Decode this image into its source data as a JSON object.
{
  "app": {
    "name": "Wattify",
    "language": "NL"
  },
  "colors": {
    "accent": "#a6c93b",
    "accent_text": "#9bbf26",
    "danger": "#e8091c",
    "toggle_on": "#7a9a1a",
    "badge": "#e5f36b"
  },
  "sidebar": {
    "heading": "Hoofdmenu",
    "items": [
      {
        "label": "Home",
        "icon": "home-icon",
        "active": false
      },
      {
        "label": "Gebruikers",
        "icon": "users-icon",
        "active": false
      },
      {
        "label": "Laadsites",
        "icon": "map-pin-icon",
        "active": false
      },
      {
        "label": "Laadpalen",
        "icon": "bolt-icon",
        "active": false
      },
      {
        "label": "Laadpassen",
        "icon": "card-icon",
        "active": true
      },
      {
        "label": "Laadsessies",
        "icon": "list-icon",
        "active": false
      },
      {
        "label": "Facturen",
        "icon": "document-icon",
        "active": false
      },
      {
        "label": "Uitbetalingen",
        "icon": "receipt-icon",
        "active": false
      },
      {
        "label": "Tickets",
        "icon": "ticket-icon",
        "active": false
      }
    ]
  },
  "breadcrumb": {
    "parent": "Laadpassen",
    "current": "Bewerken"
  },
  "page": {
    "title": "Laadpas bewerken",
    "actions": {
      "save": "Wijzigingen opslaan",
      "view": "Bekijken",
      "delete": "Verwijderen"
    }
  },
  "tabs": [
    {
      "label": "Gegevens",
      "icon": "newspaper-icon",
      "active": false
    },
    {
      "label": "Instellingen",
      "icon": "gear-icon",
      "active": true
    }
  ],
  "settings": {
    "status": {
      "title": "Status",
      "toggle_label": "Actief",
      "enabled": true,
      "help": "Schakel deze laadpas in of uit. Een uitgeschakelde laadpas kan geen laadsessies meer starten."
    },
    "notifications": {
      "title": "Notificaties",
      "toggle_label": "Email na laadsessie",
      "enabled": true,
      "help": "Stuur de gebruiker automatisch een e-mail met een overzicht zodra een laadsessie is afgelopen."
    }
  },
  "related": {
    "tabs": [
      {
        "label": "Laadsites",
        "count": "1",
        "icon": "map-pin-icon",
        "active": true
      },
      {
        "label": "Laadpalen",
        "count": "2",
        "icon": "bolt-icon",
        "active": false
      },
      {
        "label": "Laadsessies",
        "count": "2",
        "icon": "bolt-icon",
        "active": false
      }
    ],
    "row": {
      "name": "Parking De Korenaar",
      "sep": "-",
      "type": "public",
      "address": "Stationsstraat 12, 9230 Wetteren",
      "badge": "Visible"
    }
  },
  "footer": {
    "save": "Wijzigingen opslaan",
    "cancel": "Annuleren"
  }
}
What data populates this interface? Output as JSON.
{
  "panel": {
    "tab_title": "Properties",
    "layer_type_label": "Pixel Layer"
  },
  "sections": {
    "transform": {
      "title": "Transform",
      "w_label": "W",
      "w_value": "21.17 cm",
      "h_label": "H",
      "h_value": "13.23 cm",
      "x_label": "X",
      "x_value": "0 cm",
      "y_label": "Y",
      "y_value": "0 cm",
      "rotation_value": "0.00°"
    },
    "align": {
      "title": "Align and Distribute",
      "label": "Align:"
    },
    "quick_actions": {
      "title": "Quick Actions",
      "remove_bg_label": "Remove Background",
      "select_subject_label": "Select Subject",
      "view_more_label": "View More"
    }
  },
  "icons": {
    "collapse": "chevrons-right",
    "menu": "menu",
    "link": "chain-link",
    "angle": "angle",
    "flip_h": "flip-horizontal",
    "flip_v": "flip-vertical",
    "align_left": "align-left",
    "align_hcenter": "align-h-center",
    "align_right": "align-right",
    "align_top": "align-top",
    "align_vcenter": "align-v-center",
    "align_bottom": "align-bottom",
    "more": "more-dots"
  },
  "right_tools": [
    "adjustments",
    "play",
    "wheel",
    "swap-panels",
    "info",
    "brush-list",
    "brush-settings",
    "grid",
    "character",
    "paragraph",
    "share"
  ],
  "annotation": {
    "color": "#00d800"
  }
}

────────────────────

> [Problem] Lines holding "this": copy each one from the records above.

> [Response box]
Decode this image into its source data as a JSON object.
What data populates this interface? Output as JSON.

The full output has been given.